From my early beginnings as a young introvert, the public library has always been a bit of a refuge. Years later, not much has changed, albeit with an additional affinity for endless hours spent scouring second-hand bookstores to add to my ever-growing “to-read” pile.
From one bookworm to another, this column underscores and outlines various literary genres, authors, and recent reads and serves as an introduction for those unfamiliar with these works, as a refresher for long-time aficionados, and maybe as an inspiration for readers to share their own suggested topics. Do you have a topic that you would like covered in this column? Feel free to contact me for an interview and a feature in an upcoming column.
This week, I was inspired by the power of the ocean while briefly re-reading Herman Melville’s Moby Dick. Scanning my library, I realized that, in fact, many classic texts are set thematically on some type of body of water, and, in many cases, water serves as powerful symbolism.
Often, water can be used as a symbol of rebirth, or as a “cleansing or healing process.”
Examples of notable authors who focused on the incredible power of the ocean, sea, or river include Ernest Hemingway, Herman Melville, William Shakespeare, and José Saramago.
Other examples include Henry David Thoreau and Joseph Conrad.
Some examples of water-focused texts include The Old Man and the Sea by Ernest Hemingway, Moby Dick by Herman Melville, The Tempest by William Shakespeare, and The Stone Raft by José Saramago.
Other examples of works include Walden’s Pond by Henry David Thoreau and Heart of Darkness by Joseph Conrad.
These works take place on various oceans, seas, rivers, and ponds off the coasts of Portugal, the eastern United States, the Congo River, Cuba, and remote islands.
These works take place in the 17, 19, 20, and 21-centuries.
These water-focused texts may be of interest to AU students who are fascinated by the sheer power of bodies of water and its symbolism, as well as those who would like to read some water-focused classics.
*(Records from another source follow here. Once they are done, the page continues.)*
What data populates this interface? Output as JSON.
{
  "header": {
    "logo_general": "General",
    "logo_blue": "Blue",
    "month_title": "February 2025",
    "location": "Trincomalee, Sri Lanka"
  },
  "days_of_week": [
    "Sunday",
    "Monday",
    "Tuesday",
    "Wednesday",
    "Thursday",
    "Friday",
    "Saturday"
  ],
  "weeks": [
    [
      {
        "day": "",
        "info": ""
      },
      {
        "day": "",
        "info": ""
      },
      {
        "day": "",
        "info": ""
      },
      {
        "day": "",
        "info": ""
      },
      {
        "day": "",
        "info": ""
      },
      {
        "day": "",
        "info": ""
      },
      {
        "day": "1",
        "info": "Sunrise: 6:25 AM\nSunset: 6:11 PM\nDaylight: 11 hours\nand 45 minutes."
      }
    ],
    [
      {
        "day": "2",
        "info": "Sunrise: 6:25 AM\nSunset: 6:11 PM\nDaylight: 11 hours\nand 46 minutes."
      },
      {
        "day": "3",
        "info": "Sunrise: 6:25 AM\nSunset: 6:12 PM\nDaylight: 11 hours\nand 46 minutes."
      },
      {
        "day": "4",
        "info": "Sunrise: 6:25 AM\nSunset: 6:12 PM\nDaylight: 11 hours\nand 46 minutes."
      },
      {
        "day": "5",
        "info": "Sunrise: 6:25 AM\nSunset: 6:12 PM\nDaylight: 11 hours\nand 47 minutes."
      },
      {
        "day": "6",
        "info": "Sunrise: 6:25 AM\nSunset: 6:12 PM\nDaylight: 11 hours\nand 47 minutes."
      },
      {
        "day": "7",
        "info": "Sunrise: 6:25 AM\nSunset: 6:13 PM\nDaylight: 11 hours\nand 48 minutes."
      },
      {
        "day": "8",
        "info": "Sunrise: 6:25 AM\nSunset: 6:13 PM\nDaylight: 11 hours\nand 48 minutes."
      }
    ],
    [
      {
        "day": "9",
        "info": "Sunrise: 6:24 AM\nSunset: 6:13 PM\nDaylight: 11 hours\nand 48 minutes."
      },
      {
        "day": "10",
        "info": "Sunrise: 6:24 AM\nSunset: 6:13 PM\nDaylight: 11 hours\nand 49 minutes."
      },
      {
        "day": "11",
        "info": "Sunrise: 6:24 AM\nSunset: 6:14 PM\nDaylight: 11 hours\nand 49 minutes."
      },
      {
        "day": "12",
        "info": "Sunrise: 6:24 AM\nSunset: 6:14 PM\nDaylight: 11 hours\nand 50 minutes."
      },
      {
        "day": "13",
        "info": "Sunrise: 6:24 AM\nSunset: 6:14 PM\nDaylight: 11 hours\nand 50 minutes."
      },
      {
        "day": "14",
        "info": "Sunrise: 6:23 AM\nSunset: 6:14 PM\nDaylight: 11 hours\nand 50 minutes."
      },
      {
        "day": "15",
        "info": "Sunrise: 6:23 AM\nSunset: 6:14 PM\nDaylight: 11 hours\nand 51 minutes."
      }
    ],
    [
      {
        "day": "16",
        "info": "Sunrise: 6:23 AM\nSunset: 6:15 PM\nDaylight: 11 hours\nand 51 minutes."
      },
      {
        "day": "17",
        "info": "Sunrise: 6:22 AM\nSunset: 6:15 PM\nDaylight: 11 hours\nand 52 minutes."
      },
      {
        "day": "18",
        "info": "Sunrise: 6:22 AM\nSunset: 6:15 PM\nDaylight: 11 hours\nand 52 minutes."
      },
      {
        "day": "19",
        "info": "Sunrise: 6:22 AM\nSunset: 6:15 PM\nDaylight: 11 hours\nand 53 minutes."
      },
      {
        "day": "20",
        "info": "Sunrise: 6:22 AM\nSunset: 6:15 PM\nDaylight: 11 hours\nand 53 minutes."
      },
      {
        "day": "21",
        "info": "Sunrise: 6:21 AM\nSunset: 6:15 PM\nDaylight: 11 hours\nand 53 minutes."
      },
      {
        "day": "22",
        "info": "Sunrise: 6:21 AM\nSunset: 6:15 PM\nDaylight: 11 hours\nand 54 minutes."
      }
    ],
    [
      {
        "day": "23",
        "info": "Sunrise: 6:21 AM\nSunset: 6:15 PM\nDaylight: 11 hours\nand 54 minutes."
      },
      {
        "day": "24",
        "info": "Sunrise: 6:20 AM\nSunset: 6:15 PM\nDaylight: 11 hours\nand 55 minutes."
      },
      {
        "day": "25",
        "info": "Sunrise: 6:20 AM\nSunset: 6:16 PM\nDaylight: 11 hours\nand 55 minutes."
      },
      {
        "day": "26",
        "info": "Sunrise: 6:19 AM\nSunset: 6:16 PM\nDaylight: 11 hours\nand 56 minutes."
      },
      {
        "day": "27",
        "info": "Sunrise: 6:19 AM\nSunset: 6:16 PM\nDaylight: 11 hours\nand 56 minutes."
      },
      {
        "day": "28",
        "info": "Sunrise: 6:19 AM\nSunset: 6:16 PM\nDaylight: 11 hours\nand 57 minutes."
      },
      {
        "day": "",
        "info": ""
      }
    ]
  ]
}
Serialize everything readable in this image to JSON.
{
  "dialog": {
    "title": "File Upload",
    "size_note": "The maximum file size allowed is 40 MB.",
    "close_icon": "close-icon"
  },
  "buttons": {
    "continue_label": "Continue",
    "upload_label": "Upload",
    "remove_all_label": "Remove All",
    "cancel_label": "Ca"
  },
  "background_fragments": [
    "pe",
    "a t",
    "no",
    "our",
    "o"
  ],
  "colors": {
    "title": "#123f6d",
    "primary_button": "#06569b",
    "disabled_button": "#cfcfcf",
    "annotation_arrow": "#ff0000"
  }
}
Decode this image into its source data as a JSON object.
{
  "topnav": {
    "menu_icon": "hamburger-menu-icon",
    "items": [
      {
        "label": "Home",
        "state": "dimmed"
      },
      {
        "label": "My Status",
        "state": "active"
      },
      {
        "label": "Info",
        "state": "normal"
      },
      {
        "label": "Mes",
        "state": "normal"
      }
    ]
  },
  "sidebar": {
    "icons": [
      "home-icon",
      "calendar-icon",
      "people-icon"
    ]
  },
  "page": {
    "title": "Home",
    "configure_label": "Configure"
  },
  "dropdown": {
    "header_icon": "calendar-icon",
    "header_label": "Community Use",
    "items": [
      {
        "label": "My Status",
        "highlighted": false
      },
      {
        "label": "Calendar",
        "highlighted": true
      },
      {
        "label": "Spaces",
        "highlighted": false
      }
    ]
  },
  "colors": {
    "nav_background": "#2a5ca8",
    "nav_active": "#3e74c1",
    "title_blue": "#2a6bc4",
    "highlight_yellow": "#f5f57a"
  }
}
These works may also be of interest to AU English majors and writers who would like to work on incorporating strong symbolism into their own writing.
AU’s wide range of diverse courses make it easy to study this topic in depth. Courses related to Water-Focused Literature are available in a variety of disciplines, including one’s that may fit into your Degree Works. (Always check with an AU counsellor to see if these particular courses fulfill your personal graduation requirements!)
AU students interested in learning more about this topic may enroll in ENGL 324: Shakespeare I, a senior-level, three-credit course, which serves as “an introduction to the age of Shakespeare and his plays. It will begin with an introduction to the following topics: a brief biography of Shakespeare; a crash course in the origins of Western theatre and the evolution of Shakespearean drama; an introduction to Shakespeare’s political and cultural milieu; a survey of certain mysteries and critical questions about Shakespeare; and an overview of Shakespeare’s English.” (Please note that this course requires students to complete ENGL 211: Prose Forms and ENGL 212: Poetry and Plays, or ENGL 325: Shakespeare II—or obtain professor approval.)
Students may also be interested in ENGL 345: American Literature II, senior-level, three-credit course, which “continues the exploration of the history and development of American literature and its rich variety of forms and techniques.” (ENGL 211: Prose Forms and ENGL 212 are required prerequisites.) Happy reading!